This reef – Cohen’s Reef - yielded over 50 tonnes of gold, making Walhalla one of Victoria’s richest and most vibrant towns, and home to thousands: with hotels, shops, breweries, churches, school, jail and its own newspaper. It also had its own photographic studio, headed by the Lee brothers.
Several albums still survive of Walhalla at its peak, providing a fascinating, evocative photographic record of a 19th century mining town; capturing a moment that was to be shortlived.
In 1910 the railway arrived, but too late: the gold was disappearing. The town emptied out and began its long sleep, until the 1980s when restorations began in earnest, and electricity finally arrived in 1998.
William Joseph Bessell (ex Councillor of the Shire of Walhalla) was presented this series of photos in 1909 on the eve of his departure from Walhalla.
Goldfields Stories: Dai gum san, big gold mountain
It may come as a surprise to some that the oldest Imperial Dragon in the world, Loong, is to be found in Bendigo, Victoria.
In 1851 gold was found in the Bendigo region. News reached China and by 1853 Chinese miners started to arrive at Dai Gum San (Big Gold Mountain). By 1855 there were up to 4000 Chinese in the Bendigo goldfields, about one fifth of the population.
By the 1860s, Bendigo was becoming a wealthy and established town, and in 1869 The Bendigo Easter Fair and Procession was initiated to raise funds for the Bendigo Benevolent Asylum and Hospital. By 1871, the Chinese, keen to support the wider community, joined the procession, providing music, theatre and acrobatic displays. Their position as the main attraction at the Fair was confirmed by 1879.
All of the costumes, flags and musical instruments were imported from China, with no expense spared. For the 1882 Fair, 100 cases of processional regalia were imported. In 1892 a further 200 cases arrived, along with Loong, the Imperial five-clawed dragon, who made his first appearance that year.
The traditions established in the 1860s by the Bendigo Chinese community continue to this day. As well as providing the main attraction in the Bendigo Easter Festival, ceremonies such as the Awakening of the Dragon are conducted. These traditions reflect uniquely preserved traditions, many of which were lost or discontinued in mainland China. They also reflect traditions, such as the main celebration taking place at Easter rather than Chinese New Year, that trace the history of the Chinese in Victoria.
The remarkable collection of 19th Century processional regalia that has been preserved by the Chinese community in Bendigo is held in the Golden Dragon Museum. It is not only a collection of world significance but, importantly, it contextualises and preserves the living heritage of both Victoria and China.
The story of Ballarat is tied to the story of mining, with hundreds of thousands of people flocking there in the 1850s to seek their fortune. The few lucky ones became wealthy, but most were faced with the harsh reality of needing a regular income.

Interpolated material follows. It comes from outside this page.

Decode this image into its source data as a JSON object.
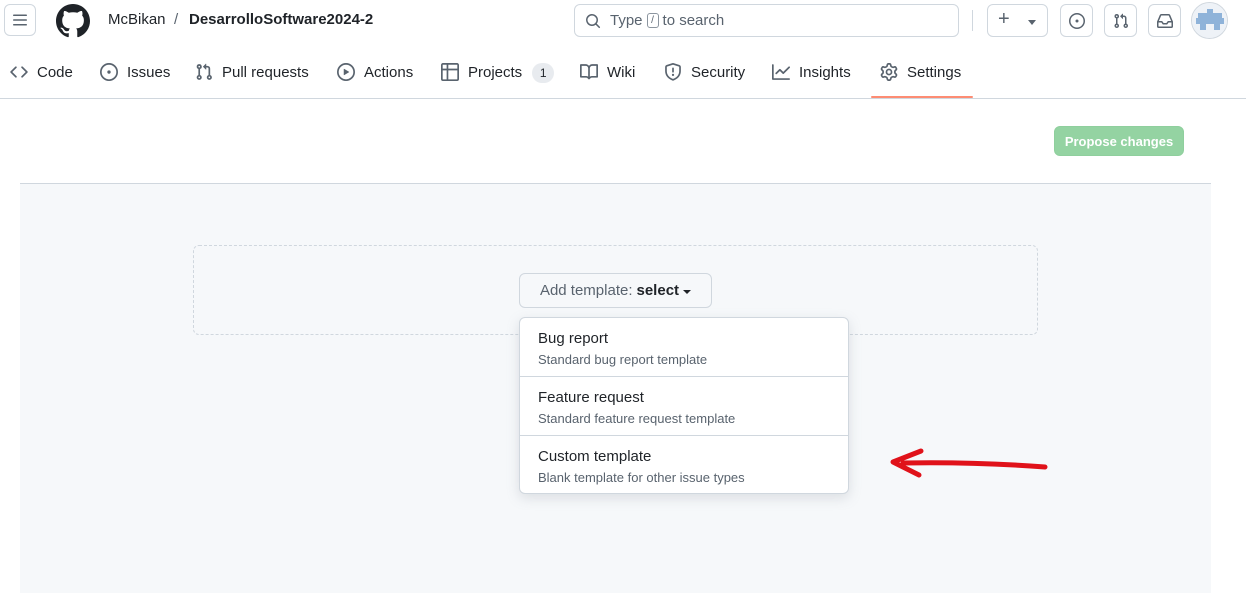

The Ballarat School of Mines was established in 1870 to train men in all aspects of mining.
When the First World War was declared in 1914, thousands of Ballarat men enlisted. Many of these men were miners who had trained at the Ballarat School of Mines and worked in the town’s mining industries. Their skills were recognised, and tunnelling companies were created to utilise them in strategic and secretive ways. Underground (literally) campaigns were designed where the men tunnelled underneath enemy lines to lay explosives. The intention: to cause significant destruction from below. It was dangerous and cramped work, not for the faint hearted.
One hundred years on, local collecting organisation Victorian Interpretive Projects, in conjunction with Ballarat Ranges Military Museum, is asking local residents and relatives of former Ballarat miners to share their photographs, objects and stories.
This is the story of the miners who left Ballarat to fight in the First World War. It is also the story of the people seeking to commemorate them through research and family history, enabling an ongoing legacy through contributions to the public record.